These skills are learned inside and outside of the four walls of a classroom. Every day, we provide opportunities for our students to leave their desks and engage in raw learning. Some are conducting experiments with wooden hive boxes to address the dwindling population of honeybees. Others are using their delegation skills to rehabilitate nearby green spaces alongside their peers.
There is even a growing number of students on a quest to create and pitch their own business products. A group of seventh graders recently used food technology to make a nutritional doughnut without losing flavor.
Another group of students tinkered in the research laboratories of Safed College, transforming coffee waste into dandruff shampoo and nutrient-rich snacks for people who are on the go. Each group was able to consult with accomplished entrepreneurs and utilize hi-tech workspaces, equipped with 3-D printers, media and film studios, robotics labs and power tools.
Diverse students and diverse opportunities
OUR EVERYDAY opportunities are just as diverse as our students, who represent every pocket of Israeli society. They are Jewish, Muslim, Christian, Israeli Arab, Bedouin and Druze. And most of our students have the odds stacked against them.
They come from families who have lived on the social, economic and geographic periphery for generations, severely limiting their access to opportunities in prosperous cities and communities. Each of them must work harder to chip away at – and eventually shatter – their own glass ceiling.
At Israel Sci-Tech Schools, we give them the tools to do just that.
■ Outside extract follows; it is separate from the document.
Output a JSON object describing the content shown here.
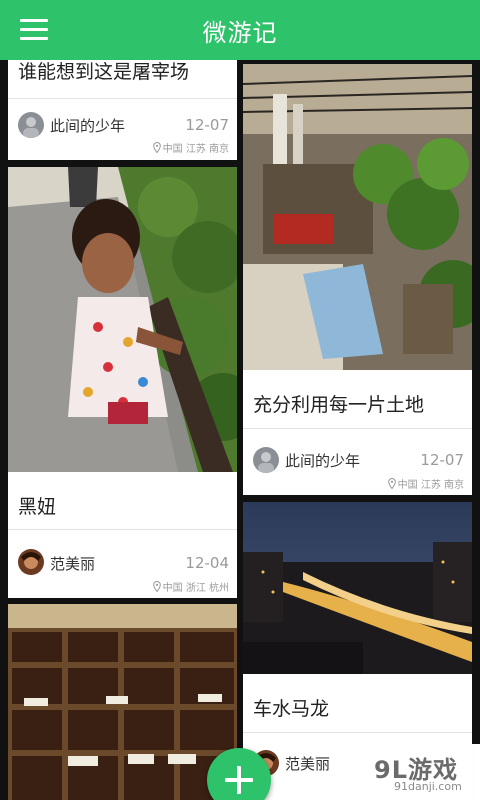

With state-of-the-art technology, innovation centers and makerspaces, we are educating Israel’s future workforce, preparing every student for a career, as well as social and economic mobility. We give students the tools to create their future, and in turn, help Israel continue to grow.
Look at Aviel, who grew up in a religious community in Jerusalem. As a teenager, he began skipping classes, opting to wander the streets rather than attend yeshiva. His family, wearied by their attempts to guide him, sent him to Zoharim Sci-Tech, one of our schools.
There, he connected with our educational approach, which offered a much-needed break from straight-row chairs and top-down lectures. There was space for his mind to stretch and soar in computer labs and workshops, teaching him to think critically. Now, 18-year-old Aviel is looking forward to a career as a computer technician after he completes his army service.
That is the goal. We are preparing students for what comes next: the army and the workforce. Supporting their educational journey starts with an investment in the very thing that makes Israel such a powerhouse: entrepreneurship. The ability to think outside of the box and innovate. The ability to recover from failure and try again.
Restructuring our educational playbook, all the while thinking of the careers of the next half century, has been and will continue to fuel success in the ever-expanding era of iSTEAM. As we watch students like Aviel and Rona, we know we are on the right track.
They – and so many others who are nearing graduation – are ready to become the next generation of scientific and technological changemakers, who will strengthen Israel and the entire world.
Jonathan Boiskin is executive director and Zvi Peleg is director-general of Friends of Israel Sci-Tech Schools, an independent school network in Israel.